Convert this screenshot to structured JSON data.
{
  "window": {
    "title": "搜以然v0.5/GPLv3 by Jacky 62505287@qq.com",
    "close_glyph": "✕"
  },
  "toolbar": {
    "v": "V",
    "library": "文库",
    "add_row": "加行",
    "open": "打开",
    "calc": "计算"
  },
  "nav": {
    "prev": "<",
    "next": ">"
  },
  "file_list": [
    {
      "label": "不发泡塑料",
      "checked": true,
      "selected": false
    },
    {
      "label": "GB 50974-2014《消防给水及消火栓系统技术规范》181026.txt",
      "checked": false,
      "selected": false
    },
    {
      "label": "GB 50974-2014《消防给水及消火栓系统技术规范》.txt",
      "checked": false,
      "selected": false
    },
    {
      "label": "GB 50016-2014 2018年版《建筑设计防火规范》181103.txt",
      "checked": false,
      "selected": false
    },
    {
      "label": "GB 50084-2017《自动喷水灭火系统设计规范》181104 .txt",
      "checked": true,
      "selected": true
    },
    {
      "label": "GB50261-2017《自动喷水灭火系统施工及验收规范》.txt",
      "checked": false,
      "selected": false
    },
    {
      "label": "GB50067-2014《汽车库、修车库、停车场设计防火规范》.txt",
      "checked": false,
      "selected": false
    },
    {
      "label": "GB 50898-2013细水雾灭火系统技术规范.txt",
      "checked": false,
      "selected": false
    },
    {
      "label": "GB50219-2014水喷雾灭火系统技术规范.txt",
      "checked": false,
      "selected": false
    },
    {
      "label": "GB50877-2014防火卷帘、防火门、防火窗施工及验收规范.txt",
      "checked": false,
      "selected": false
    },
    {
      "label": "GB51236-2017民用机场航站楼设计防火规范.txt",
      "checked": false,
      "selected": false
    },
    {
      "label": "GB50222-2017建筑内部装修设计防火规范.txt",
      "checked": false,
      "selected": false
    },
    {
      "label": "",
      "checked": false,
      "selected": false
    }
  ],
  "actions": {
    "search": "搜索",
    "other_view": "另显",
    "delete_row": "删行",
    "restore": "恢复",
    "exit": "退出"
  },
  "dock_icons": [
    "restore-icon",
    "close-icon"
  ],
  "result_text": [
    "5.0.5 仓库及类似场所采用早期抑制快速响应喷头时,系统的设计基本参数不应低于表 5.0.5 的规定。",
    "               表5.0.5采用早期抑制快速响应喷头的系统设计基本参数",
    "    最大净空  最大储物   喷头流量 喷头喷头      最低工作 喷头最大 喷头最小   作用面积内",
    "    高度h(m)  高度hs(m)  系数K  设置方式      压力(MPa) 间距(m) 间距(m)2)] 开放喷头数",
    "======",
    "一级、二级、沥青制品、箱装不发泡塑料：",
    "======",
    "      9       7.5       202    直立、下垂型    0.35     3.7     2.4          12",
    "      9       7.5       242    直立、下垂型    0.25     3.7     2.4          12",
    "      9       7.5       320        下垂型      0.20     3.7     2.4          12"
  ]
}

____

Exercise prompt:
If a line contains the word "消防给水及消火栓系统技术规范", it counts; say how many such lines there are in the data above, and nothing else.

Response to this exercise:
2